I never learned to swim until I was in my late 20s. Despite being born and brought up in a city by the sea, I feared it, and its power. I know many people share that trauma: pretending you’ve got a cold when everyone else goes to the swimming baths. Yet even Adam Peaty, who proved himself to be one of the fastest swimmers on earth when he won his gold medal, was scared witless of the water as a boy. That tension stays with us, in our relationship to the water.Continue reading...
One day before Northern Territory government went into caretaker mode for Saturday’s election it arranged for Texas company to potentially extend its explorations licence
A day before the Northern Territory government went into caretaker mode, it secretly arranged for a Texas-based coal company to potentially extend its explorations licence over 15,000 sq km in central Australia.
The arrangement, under a rarely used mechanism which allows legislative requirements including public submissions to be bypassed, was the result of more than 18 months’ work, the Australian reported.Continue reading...
The Shanghai Tower is another in a long list of ambitious skyscrapers competing fiercely for sustainability credentials as well as height. But how ‘green’ are these buildings – and is environmentalism really the motivation?
Twisting high above Shanghai’s financial district, China’s tallest tower – and the second tallest in the world – is preparing to officially open its substantial doors to the public next month. The Shanghai Tower, reaching 632 metres, is the third “supertall” tower on the city’s iconic skyline. Looking out from the 119th floor, the city lies below like a toy model, a densely packed mass of streets and high-rise buildings.
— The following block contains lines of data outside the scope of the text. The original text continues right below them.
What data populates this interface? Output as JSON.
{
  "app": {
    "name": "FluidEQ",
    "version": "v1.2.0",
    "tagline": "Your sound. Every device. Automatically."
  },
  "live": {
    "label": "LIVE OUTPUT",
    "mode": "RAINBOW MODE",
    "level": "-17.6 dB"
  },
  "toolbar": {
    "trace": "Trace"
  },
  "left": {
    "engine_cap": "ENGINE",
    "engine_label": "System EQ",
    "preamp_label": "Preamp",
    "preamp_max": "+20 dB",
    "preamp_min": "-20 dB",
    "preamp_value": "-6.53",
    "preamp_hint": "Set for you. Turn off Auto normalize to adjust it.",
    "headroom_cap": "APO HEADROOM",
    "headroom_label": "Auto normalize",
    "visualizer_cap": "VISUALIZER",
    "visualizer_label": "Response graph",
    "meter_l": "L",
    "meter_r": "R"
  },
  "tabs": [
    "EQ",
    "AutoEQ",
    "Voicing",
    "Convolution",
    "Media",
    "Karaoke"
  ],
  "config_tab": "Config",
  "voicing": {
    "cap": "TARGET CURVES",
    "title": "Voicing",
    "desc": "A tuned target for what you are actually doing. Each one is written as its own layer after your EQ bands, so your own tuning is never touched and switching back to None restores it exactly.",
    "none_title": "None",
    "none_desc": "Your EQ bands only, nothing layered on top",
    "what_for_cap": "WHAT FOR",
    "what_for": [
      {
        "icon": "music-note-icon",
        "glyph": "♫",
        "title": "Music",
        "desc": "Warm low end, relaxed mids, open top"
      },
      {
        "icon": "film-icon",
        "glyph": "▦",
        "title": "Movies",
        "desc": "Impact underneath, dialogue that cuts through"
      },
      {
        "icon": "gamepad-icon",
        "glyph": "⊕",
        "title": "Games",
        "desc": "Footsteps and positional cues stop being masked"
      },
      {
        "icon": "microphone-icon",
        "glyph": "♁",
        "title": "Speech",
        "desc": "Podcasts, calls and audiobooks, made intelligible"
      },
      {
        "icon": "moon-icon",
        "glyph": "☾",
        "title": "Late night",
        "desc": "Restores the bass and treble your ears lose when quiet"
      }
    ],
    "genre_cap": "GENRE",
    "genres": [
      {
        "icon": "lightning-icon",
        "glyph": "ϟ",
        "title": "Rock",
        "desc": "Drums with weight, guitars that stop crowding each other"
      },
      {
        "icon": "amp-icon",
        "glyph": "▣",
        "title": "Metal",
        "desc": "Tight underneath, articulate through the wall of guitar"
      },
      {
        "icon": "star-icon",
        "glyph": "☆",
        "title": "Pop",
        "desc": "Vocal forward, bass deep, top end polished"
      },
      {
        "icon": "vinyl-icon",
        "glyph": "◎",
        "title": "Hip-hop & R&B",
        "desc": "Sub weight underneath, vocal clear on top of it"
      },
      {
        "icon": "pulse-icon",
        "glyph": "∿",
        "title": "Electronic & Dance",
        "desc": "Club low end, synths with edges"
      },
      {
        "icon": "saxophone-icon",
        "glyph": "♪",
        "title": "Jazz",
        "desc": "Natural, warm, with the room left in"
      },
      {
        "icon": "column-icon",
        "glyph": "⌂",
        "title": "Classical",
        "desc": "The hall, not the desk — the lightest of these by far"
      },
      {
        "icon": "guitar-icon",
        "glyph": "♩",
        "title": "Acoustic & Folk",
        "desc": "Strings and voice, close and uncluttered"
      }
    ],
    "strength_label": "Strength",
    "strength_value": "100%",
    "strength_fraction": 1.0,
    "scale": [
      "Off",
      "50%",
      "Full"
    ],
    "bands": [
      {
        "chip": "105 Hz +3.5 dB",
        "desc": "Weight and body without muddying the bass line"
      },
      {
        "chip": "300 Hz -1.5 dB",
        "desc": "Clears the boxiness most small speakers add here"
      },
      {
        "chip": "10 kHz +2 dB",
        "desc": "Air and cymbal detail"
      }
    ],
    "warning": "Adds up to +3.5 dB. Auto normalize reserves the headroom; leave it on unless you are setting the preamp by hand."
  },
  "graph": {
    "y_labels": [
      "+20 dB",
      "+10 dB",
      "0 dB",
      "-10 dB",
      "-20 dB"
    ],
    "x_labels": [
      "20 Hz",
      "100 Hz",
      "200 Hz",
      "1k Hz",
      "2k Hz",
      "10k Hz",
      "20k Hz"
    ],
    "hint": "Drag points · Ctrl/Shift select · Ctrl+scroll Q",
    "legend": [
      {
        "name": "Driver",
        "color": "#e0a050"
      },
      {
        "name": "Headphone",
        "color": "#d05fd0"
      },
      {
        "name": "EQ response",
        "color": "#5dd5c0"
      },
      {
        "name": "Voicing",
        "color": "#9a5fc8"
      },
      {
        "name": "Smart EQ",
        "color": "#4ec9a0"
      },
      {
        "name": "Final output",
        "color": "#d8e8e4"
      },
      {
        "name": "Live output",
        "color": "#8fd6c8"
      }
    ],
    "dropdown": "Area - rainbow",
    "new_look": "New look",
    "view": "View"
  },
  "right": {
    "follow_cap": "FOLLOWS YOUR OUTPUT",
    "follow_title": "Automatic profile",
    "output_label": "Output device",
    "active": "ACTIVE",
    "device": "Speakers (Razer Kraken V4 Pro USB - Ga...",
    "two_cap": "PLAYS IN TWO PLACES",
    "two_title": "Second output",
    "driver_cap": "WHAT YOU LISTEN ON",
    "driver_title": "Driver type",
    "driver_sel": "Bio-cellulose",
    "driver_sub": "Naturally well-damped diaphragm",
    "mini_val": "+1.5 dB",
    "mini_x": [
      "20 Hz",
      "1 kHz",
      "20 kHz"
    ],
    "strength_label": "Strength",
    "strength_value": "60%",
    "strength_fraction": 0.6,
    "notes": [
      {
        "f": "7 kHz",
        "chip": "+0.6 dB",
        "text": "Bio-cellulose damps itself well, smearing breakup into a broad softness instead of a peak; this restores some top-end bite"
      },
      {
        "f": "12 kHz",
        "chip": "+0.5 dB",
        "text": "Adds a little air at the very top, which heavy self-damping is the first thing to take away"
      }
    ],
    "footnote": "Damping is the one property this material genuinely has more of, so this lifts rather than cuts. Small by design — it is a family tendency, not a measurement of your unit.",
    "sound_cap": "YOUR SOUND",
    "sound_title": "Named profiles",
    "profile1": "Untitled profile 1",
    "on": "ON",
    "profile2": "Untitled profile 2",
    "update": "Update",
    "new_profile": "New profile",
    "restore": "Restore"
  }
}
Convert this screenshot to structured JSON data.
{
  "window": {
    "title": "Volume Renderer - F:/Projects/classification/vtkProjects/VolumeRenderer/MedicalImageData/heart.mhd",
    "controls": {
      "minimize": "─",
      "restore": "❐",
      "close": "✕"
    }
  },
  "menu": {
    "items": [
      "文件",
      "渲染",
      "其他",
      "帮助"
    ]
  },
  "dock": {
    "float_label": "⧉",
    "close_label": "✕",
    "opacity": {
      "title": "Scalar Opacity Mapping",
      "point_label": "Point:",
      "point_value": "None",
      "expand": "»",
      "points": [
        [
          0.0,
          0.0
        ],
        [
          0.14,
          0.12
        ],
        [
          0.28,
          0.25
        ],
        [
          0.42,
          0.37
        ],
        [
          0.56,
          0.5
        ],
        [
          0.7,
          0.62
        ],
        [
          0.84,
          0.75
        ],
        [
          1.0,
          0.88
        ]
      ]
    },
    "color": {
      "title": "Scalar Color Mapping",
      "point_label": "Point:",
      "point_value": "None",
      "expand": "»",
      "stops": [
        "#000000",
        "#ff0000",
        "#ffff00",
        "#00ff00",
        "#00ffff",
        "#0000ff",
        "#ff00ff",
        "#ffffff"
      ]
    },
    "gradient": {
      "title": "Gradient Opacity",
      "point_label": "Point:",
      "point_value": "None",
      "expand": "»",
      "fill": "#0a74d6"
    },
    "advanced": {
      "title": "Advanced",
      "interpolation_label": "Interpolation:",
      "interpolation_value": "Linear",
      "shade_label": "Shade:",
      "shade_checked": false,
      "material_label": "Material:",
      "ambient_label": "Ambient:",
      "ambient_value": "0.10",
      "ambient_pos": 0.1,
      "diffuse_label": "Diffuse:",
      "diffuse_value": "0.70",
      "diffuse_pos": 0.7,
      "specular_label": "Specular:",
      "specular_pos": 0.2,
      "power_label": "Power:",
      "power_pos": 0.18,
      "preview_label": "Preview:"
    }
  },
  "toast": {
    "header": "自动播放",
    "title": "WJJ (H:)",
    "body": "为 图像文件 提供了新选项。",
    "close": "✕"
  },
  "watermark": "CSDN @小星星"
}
China loves a world record, and its new building boasts plenty, including the world’s fastest elevators, highest hotel and restaurant, and tallest viewing platform. Reassuringly, it also required the largest ever cement pouring for the foundations. But most importantly, the 128-storey tower also claims to be the world’s greenest skyscraper. Awarded the top green rating, LEED Platinum, the government is hailing the tower as a sign of China’s growing green credentials.Continue reading...